#### What you should do
List each line of the data that holds the string "Apartments".

START Source data

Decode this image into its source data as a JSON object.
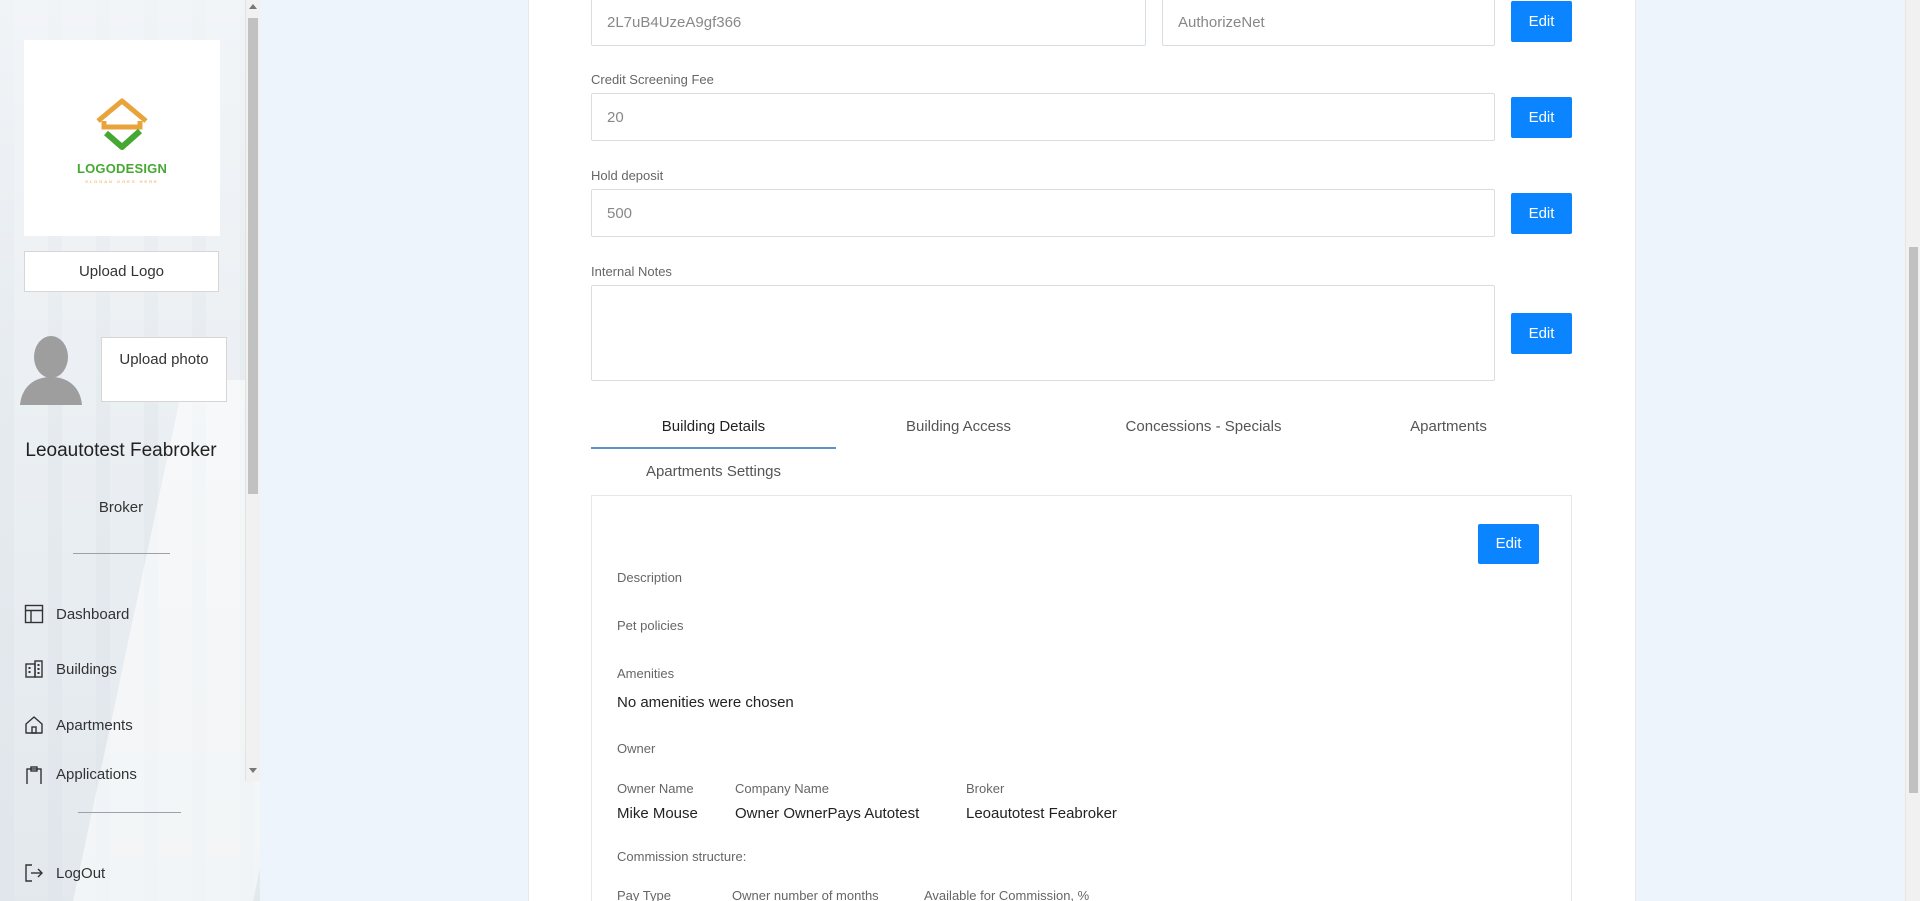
{
  "sidebar": {
    "logo_title": "LOGODESIGN",
    "logo_slogan": "SLOGAN GOES HERE",
    "upload_logo_label": "Upload Logo",
    "upload_photo_label": "Upload photo",
    "user_name": "Leoautotest Feabroker",
    "user_role": "Broker",
    "nav": {
      "dashboard": "Dashboard",
      "buildings": "Buildings",
      "apartments": "Apartments",
      "applications": "Applications",
      "logout": "LogOut"
    }
  },
  "form": {
    "gateway_key_value": "2L7uB4UzeA9gf366",
    "gateway_name_value": "AuthorizeNet",
    "credit_fee_label": "Credit Screening Fee",
    "credit_fee_value": "20",
    "hold_deposit_label": "Hold deposit",
    "hold_deposit_value": "500",
    "internal_notes_label": "Internal Notes",
    "internal_notes_value": "",
    "edit_label": "Edit"
  },
  "tabs": {
    "building_details": "Building Details",
    "building_access": "Building Access",
    "concessions": "Concessions - Specials",
    "apartments": "Apartments",
    "apartments_settings": "Apartments Settings"
  },
  "details": {
    "edit_label": "Edit",
    "description_label": "Description",
    "pet_policies_label": "Pet policies",
    "amenities_label": "Amenities",
    "amenities_value": "No amenities were chosen",
    "owner_section_label": "Owner",
    "owner_name_label": "Owner Name",
    "owner_name_value": "Mike Mouse",
    "company_name_label": "Company Name",
    "company_name_value": "Owner OwnerPays Autotest",
    "broker_label": "Broker",
    "broker_value": "Leoautotest Feabroker",
    "commission_label": "Commission structure:",
    "pay_type_label": "Pay Type",
    "owner_months_label": "Owner number of months",
    "available_commission_label": "Available for Commission, %"
  },
  "colors": {
    "accent": "#0a84ff",
    "page_bg": "#eef4fb",
    "logo_green": "#46a832",
    "logo_orange": "#e8a33b"
  }
}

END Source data

#### Response to the exercise
      "apartments": "Apartments",
    "apartments": "Apartments",
    "apartments_settings": "Apartments Settings"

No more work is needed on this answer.